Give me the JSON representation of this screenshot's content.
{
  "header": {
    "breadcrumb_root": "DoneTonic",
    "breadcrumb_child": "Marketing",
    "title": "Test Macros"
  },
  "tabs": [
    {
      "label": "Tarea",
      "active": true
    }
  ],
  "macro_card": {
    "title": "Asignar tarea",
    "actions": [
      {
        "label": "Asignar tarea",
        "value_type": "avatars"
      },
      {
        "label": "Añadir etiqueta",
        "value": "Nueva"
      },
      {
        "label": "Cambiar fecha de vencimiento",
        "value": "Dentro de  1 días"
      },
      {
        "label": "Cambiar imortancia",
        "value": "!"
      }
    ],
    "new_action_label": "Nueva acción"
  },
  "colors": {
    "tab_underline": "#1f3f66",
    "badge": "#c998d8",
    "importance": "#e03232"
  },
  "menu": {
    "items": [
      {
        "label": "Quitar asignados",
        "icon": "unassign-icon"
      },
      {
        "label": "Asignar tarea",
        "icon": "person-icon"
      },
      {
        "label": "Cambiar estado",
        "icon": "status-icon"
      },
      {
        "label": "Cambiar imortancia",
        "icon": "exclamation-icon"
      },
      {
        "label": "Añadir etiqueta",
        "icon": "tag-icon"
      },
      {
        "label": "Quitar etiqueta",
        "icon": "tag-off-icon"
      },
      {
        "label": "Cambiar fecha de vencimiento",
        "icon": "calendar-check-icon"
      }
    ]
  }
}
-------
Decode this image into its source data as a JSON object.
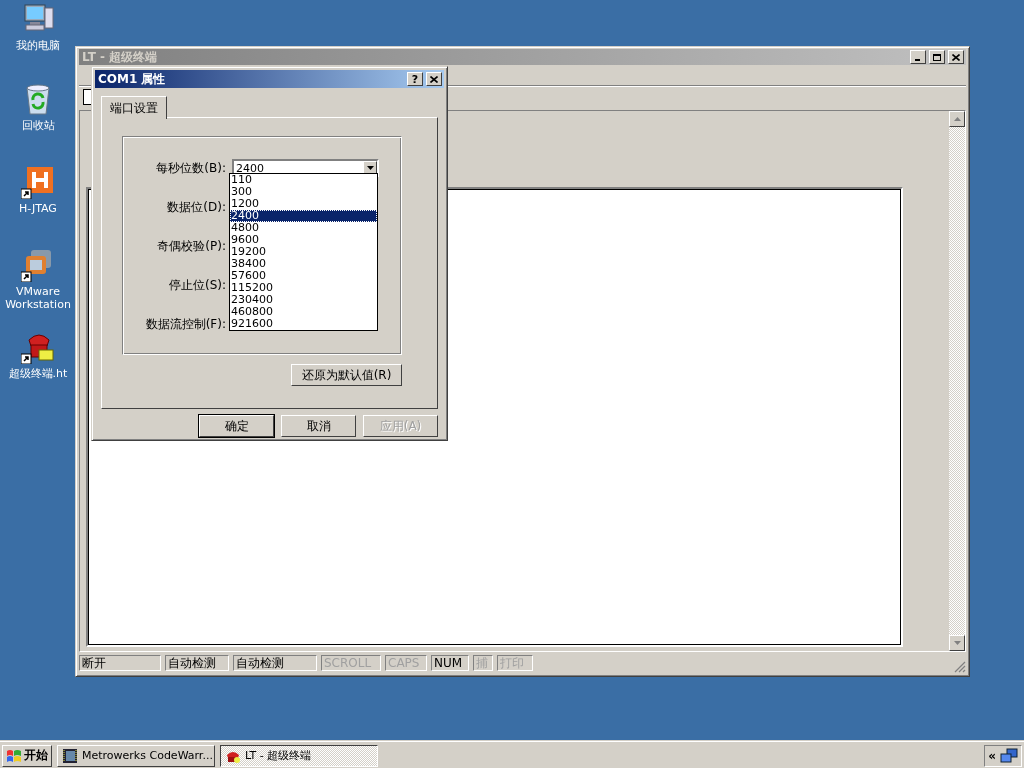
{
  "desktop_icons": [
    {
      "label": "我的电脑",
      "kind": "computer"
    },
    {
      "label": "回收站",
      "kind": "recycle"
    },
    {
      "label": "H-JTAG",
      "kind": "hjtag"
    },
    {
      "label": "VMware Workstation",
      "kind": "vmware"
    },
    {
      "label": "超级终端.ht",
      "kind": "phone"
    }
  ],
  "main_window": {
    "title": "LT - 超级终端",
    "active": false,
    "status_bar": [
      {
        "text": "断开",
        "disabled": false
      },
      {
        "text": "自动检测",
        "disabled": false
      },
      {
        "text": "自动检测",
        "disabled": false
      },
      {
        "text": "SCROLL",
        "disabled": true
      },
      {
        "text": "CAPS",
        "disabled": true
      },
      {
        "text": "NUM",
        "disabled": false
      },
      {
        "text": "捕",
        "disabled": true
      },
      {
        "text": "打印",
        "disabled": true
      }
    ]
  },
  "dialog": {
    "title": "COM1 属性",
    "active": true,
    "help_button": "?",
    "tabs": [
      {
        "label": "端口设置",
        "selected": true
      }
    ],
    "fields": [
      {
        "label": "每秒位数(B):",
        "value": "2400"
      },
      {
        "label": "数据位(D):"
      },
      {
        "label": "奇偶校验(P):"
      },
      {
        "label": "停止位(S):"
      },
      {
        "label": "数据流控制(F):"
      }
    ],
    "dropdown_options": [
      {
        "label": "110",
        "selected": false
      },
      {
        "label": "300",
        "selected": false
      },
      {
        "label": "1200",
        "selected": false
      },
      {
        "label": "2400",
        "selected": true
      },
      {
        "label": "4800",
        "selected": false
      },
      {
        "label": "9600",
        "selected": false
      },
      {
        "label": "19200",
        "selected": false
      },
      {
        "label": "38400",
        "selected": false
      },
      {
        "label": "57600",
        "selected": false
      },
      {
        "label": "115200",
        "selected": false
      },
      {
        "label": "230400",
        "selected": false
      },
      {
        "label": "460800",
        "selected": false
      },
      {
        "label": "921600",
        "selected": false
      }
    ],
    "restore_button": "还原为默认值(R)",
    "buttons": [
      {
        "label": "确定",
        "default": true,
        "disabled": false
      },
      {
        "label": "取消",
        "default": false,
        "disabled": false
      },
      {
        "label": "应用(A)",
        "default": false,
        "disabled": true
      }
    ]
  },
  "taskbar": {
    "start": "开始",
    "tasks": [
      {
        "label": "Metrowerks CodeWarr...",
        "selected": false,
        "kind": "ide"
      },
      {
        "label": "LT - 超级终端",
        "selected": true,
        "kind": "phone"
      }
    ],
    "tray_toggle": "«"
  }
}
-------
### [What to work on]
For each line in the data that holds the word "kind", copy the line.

### [Reply to the task]
      "kind": "computer"
      "kind": "recycle"
      "kind": "hjtag"
      "kind": "vmware"
      "kind": "phone"
        "kind": "ide"
        "kind": "phone"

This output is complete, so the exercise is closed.